Skip to content

Vitality Tip: Mini-Roller for Back Relief

September 23, 2011

Maybe this description fits you: No matter where you find yourself, in the car, on an airplane or sitting in your favorite chair at home, your low back often aches and you can’t find a comfortable position to rest your skeleton. If that’s the case, it’s likely that your proportions don’t fit the proportions of the chair. No big surprise there. Have you tried on clothes lately? No two humans are exactly the same configuration, for clothes, for furniture, or life.

My tried-and-true remedy for back comfort on long plane trip, long meetings, or even movies, is to carry around a rolled up hand towel. Really!

To make your own mini-roller.

Lay towel out flat.

  1. Place a hand towel open on a flat surface, short side facing you.
  2. Roll the towel as tightly as possible.

    Roll up tight and secure with rubber bands or masking tape.

  3. Keep the towel rolled tightly by wrapping rubber bands around the ends and the middle. Or, you can use masking tape.

. . .

Now, to use this gem of a mini-roller . . .

First, sit in the airplane seat (or car, or theater, or church) and lean forward slightly. Grasp your roller by one end and drop the other end down behind you so it hangs the long way along your spine. Lean back so the roller stays put. You may need to make some minor adjustments so the mini-roller is in the most central position.

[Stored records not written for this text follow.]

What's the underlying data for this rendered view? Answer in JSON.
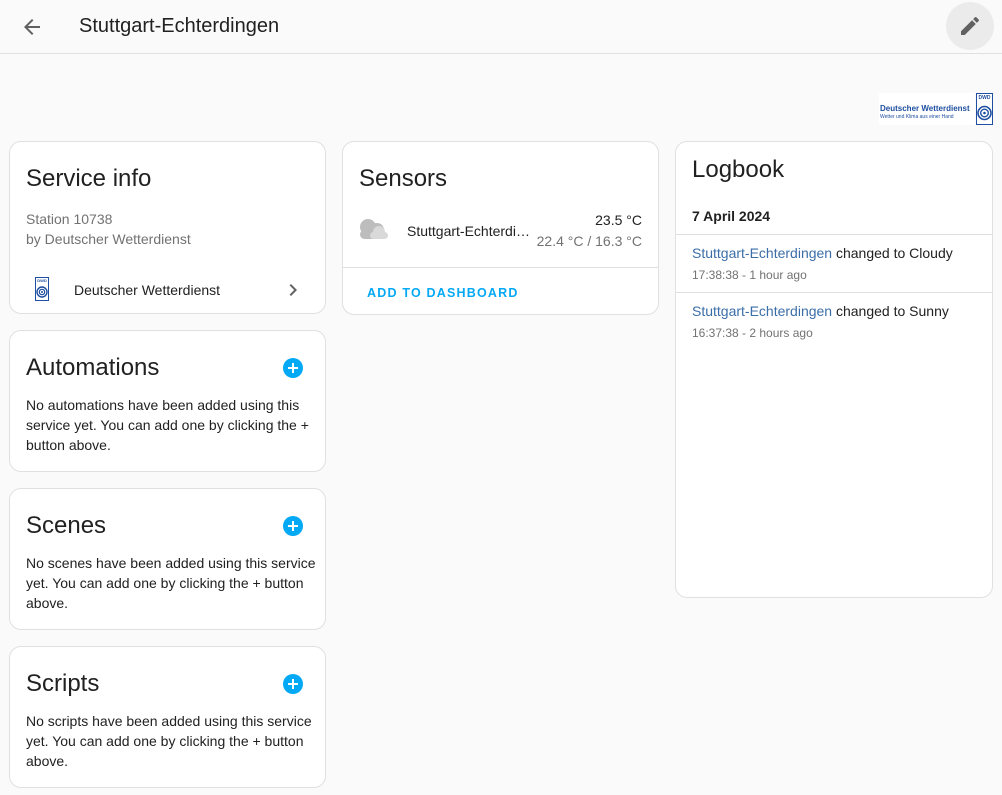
{
  "header": {
    "title": "Stuttgart-Echterdingen",
    "back_icon": "arrow-left-icon",
    "edit_icon": "pencil-icon"
  },
  "brand": {
    "name": "Deutscher Wetterdienst",
    "tagline": "Wetter und Klima aus einer Hand",
    "abbr": "DWD"
  },
  "service_info": {
    "title": "Service info",
    "station": "Station 10738",
    "by": "by Deutscher Wetterdienst",
    "integration_label": "Deutscher Wetterdienst",
    "integration_abbr": "DWD"
  },
  "automations": {
    "title": "Automations",
    "text": "No automations have been added using this service yet. You can add one by clicking the + button above."
  },
  "scenes": {
    "title": "Scenes",
    "text": "No scenes have been added using this service yet. You can add one by clicking the + button above."
  },
  "scripts": {
    "title": "Scripts",
    "text": "No scripts have been added using this service yet. You can add one by clicking the + button above."
  },
  "sensors": {
    "title": "Sensors",
    "entity_name": "Stuttgart-Echterdi…",
    "temperature": "23.5 °C",
    "temp_range": "22.4 °C / 16.3 °C",
    "icon": "cloudy-icon",
    "add_label": "ADD TO DASHBOARD"
  },
  "logbook": {
    "title": "Logbook",
    "date": "7 April 2024",
    "entries": [
      {
        "entity": "Stuttgart-Echterdingen",
        "message": " changed to Cloudy",
        "time": "17:38:38 - 1 hour ago"
      },
      {
        "entity": "Stuttgart-Echterdingen",
        "message": " changed to Sunny",
        "time": "16:37:38 - 2 hours ago"
      }
    ]
  },
  "colors": {
    "accent": "#03a9f4",
    "link": "#3b6ea8",
    "brand_blue": "#1e4fa0"
  }
}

Hold one end of the towel and let it hang behind you as you sit and lean back into your chair, airplane seat, or theater seat.

You should feel as though your spine is supported, and it is! It might take you a couple of times of experimenting with the roller to feel comfortable. The more limited the movement along your spine, the more likely you’ll need lots of time with the roller before you start noticing that your spine eases in around the roller and you forget it’s there.


  1. You can use the roller horizontally. On long plane trips, I often position the roller horizontally and shift it upward or downward on my mid-upper back to give a break to those muscles between my shoulders.
  2. Position the roller and lean back, hugging yourself. Then, holding on to your shoulders, take your elbows left and right and up and down. This movement will turn your sternum and ribs and, if you move slowly and without forcing, might cause you to feel a decrease in the tension you were holding in your back.
  3. Any cloth item can be used as a roller. In a pinch, you can roll up a scarf, a light sweater, or a shirt. The key is to roll it as tight as you can to get the maximum benefit.
  4. To increase the mobility of your spine, you could lie on the floor with the roller along your spine. With bent knees, simply lie there and breath. 10 minutes of this per day would go a long way to where you might want to be.

Let me know if you need help making adjustments or have questions about how to make it the most effective. Good luck and happy, comfortable back!

This Vitality Tip is meant to be utilized by those who are able to access their attention to make fine-tuned adjustments in their posture. If you find this to be too uncomfortable, by all means, cease and desist. 


From → Vitality Tip

  1. Nice tip, Kim! I will post a link for my students! Linda

    • Let me know if any of them try it . . . I took mine on our trip to Alaska and used it on the plane, ferry, in the rental car, everywhere. Not constantly, more of an intermittent way to shift up my posture options. Was glad I had it.

  2. Thank you! This is such a great help! Accessible to anyone with a towel :0)
    And really helpful… Bless you.

Leave a Reply

Fill in your details below or click an icon to log in: Logo

You are commenting using your account. Log Out /  Change )

Google+ photo

You are commenting using your Google+ account. Log Out /  Change )

Twitter picture

You are commenting using your Twitter account. Log Out /  Change )

Facebook photo

You are commenting using your Facebook account. Log Out /  Change )


Connecting to %s